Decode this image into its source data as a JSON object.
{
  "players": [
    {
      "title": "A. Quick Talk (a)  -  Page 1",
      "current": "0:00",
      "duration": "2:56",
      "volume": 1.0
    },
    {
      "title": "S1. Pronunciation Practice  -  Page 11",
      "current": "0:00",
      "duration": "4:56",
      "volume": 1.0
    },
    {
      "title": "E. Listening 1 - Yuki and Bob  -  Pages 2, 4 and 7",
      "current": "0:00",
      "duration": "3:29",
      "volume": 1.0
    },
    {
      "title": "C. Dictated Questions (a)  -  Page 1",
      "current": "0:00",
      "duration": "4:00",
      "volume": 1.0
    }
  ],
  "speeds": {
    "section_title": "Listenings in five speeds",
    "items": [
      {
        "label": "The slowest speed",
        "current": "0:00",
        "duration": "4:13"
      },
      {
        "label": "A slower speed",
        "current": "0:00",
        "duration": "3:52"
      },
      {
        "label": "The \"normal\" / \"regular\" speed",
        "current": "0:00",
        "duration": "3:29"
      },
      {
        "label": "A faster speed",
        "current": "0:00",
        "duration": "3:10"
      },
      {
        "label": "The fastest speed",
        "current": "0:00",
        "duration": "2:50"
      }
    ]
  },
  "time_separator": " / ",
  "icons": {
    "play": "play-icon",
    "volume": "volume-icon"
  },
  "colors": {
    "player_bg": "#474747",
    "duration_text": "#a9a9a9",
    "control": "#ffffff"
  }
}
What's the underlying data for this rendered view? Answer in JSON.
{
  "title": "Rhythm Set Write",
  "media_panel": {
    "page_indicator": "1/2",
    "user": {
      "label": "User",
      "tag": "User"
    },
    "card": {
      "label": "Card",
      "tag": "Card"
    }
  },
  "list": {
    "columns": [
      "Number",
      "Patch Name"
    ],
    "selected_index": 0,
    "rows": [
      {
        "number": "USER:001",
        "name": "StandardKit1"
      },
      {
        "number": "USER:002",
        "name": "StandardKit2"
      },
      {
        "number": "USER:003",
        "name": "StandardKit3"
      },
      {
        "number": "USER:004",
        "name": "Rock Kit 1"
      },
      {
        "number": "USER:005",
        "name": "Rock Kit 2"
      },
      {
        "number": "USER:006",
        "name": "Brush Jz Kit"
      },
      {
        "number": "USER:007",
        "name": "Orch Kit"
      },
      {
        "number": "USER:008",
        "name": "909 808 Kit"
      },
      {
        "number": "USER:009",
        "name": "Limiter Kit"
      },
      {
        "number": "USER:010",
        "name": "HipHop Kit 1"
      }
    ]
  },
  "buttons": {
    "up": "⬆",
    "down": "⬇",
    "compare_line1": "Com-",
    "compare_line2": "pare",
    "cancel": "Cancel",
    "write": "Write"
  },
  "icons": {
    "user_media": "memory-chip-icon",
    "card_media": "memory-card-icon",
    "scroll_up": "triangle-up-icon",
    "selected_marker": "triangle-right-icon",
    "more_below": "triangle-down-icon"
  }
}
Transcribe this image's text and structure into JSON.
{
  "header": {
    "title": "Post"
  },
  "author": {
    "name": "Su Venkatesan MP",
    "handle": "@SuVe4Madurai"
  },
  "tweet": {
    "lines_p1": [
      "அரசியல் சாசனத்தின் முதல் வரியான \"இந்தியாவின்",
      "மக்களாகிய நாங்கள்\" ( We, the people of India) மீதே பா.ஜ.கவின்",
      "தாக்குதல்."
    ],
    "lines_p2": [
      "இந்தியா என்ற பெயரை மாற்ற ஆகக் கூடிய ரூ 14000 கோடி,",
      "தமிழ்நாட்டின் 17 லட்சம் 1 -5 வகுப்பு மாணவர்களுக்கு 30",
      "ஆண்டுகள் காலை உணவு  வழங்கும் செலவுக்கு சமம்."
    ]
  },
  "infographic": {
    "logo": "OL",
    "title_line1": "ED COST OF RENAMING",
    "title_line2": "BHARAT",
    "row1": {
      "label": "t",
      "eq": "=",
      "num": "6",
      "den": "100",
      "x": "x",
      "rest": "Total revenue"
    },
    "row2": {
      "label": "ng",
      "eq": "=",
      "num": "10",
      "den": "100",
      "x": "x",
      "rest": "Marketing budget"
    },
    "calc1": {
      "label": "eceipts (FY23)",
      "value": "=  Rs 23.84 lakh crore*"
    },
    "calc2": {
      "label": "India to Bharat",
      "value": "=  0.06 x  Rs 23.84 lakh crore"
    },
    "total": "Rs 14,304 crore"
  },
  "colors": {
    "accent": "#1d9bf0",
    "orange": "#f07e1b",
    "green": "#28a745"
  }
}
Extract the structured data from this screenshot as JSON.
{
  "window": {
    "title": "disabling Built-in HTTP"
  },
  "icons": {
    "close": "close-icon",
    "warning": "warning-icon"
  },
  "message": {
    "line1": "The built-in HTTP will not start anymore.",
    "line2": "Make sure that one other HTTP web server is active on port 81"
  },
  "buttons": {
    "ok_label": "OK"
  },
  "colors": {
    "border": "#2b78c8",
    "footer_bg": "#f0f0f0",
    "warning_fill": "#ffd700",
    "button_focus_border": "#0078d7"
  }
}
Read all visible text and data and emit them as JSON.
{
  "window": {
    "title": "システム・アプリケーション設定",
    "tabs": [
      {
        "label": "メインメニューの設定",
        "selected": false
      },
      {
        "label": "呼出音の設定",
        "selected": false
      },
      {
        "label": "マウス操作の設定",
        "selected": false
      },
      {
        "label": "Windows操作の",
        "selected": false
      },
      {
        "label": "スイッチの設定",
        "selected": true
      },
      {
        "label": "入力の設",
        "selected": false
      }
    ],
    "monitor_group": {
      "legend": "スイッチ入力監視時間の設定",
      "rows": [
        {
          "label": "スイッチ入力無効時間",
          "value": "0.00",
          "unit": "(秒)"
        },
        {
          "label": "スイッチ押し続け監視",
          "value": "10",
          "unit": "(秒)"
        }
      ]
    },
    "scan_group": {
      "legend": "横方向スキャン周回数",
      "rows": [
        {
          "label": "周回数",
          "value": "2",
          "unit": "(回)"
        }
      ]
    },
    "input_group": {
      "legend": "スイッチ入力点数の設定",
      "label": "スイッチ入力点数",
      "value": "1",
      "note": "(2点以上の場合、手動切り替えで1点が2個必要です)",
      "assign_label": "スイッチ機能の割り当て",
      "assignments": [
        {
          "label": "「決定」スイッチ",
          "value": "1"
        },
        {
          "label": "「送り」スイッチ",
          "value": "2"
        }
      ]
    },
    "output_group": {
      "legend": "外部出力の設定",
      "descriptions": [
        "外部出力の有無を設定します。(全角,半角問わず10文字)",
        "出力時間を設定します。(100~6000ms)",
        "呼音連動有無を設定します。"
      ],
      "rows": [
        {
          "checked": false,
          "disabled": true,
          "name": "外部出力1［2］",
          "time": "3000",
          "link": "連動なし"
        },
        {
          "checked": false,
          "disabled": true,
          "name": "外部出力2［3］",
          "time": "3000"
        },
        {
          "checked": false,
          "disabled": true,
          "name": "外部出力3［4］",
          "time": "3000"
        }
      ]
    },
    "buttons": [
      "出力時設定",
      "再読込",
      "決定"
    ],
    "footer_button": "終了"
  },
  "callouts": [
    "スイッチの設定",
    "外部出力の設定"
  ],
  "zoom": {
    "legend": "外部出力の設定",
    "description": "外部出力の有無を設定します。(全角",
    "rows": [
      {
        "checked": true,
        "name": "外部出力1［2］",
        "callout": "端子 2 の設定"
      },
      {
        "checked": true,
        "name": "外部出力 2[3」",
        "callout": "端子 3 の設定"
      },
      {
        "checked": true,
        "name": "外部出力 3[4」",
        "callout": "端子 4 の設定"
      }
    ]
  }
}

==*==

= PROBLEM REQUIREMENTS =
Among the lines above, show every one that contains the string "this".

= RESPONSE =
Decode this image into its source data as a JSON object.
What's the underlying data for this rendered view? Answer in JSON.
Transcribe this image's text and structure into JSON.
Extract the structured data from this screenshot as JSON.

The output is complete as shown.